After authorizing a record number of products for emergency use during the Covid-19 pandemic, the Food and Drug Administration has since begun whittling down the pool. Hospitals should pay close attention as the agency revokes more authorizations, which could leave them liable if they continue to use those products, ECRI CEO Dr. Marcus Schabacker said.
“Physicians were desperate during the pandemic to get their hands on something,” he said. “If you take (that device) away, what are they going to use instead? Hospitals have to think through that.”
Just as the FDA gave emergency use authorizations (EUA) to hundreds of products, it now must go through the time-consuming process of deciding which ones to approve, and which ones to stop using. He expects the agency will consider four main questions as it goes through each of them:
- Is there an FDA approved alternative for this device?
- Do we really have a need for it anymore?
- Were there any adverse events associated with this device?
- What data has the company provided in terms of safety and efficacy?
For instance, devices were authorized last year to navigate widespread shortages of protective equipment, but are no longer needed. In June, the FDA revoked its authorization for decontamination systems that hospitals used to sterilize N95 masks for re-use. Now, the FDA recommends moving away from decontaminating disposable masks.

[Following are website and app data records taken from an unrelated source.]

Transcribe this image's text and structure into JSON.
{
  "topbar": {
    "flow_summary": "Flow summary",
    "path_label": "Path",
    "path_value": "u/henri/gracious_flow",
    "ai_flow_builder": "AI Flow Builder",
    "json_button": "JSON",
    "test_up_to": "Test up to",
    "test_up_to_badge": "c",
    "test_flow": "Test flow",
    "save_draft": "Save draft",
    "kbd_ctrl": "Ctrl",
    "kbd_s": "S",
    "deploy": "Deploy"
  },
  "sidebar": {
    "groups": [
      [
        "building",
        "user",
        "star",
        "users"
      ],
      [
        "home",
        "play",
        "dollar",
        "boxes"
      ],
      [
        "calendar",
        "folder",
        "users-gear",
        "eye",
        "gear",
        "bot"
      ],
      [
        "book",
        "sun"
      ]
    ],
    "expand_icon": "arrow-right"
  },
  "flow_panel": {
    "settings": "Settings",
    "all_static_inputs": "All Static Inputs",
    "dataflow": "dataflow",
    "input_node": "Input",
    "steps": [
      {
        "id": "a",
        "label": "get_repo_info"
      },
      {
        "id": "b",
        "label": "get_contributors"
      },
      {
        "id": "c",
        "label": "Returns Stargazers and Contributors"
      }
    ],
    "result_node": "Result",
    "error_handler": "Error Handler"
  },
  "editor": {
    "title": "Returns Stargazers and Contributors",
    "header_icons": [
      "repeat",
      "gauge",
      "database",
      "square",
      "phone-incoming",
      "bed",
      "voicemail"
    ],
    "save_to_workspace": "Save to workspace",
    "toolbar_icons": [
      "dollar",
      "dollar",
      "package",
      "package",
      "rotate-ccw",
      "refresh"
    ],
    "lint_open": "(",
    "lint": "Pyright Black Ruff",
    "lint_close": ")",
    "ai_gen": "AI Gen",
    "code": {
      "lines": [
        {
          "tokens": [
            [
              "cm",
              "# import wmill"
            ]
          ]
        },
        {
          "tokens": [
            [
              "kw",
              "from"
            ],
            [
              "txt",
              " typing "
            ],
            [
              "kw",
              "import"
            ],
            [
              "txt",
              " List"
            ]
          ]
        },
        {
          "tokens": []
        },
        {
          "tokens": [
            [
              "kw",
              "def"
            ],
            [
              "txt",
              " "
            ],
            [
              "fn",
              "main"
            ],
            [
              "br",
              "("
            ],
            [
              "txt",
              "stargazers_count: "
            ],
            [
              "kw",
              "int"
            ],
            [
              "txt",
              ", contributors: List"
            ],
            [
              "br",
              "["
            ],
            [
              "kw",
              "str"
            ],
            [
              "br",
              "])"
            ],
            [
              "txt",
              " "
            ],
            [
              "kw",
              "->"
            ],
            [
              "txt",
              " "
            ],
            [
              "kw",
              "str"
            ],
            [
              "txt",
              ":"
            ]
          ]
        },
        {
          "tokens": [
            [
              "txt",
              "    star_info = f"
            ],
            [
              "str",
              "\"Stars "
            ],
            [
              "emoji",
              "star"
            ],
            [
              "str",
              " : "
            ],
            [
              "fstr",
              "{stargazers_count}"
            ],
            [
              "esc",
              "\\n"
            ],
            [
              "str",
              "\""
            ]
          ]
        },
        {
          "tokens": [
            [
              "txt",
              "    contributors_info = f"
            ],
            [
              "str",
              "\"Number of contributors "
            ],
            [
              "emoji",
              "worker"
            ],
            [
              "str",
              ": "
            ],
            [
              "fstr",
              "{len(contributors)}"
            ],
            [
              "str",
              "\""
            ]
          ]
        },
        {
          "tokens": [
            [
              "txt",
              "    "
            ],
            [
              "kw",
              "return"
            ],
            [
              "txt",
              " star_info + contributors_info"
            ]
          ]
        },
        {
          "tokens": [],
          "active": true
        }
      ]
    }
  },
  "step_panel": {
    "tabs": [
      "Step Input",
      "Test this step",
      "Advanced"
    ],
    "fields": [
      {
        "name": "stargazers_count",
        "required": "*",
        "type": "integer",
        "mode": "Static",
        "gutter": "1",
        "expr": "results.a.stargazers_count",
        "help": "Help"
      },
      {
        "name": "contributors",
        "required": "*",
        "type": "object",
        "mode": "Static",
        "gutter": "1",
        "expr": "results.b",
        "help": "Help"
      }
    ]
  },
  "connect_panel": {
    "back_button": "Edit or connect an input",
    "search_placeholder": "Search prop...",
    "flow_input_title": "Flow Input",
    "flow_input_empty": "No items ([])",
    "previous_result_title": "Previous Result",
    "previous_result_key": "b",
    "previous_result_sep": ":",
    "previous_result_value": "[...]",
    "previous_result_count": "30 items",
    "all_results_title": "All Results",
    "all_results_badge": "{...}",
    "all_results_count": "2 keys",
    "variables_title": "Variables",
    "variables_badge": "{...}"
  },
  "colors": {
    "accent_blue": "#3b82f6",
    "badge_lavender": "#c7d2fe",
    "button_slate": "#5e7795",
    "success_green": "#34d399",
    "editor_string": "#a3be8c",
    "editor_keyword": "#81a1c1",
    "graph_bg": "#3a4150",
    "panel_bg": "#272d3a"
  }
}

Similarly, the agency has revoked some products that are no longer in use. Last month, it revoked an authorization for a Covid-19 test developed by Curative. The startup’s test had been administered to hundreds of thousands of people in Los Angeles, until the FDA warned about false negatives. Now, it’s offering a test developed by Abbott instead.
“What they’re going through now is just to see which of these devices really had a benefit or were necessary,” Schabacker said in an interview with MedCity News.
For healthcare providers, it’s up to them to make sure they’re no longer using these revoked devices.
“People need to take that as seriously as they would have to take a recall,” he said. “If the FDA recalls a product, it is up to everybody to ensure it is removed and not used on a patient. You can’t take a laissez-faire approach here.”
He recommends that hospitals have a committee in place to keep track of all of the products they’re using that are under an EUA, including an inventory of where they are and how many have been supplied. He also recommends they start considering if there is an approved alternative available, and what their plan would be if that EUA gets revoked.
When that happens, Schabacker said hospitals should move it to a secure area and put a big label on it that says, “not for human use.” If a device is currently being used to treat a patient, such as a ventilator, they can finish the treatment first.
Physicians will also have to navigate changing regulations around drugs that were authorized to treat Covid-19 during the pandemic. For example, the FDA revoked its EUA for antimalarial drugs chloroquine and hydroxychloroquine in June, after determining that they were unlikely to be effective in treating Covid-19. Any prescription to use them to treat Covid-19 would be off-label, and come with the associated liability.
Photo credit: FDA, Flicker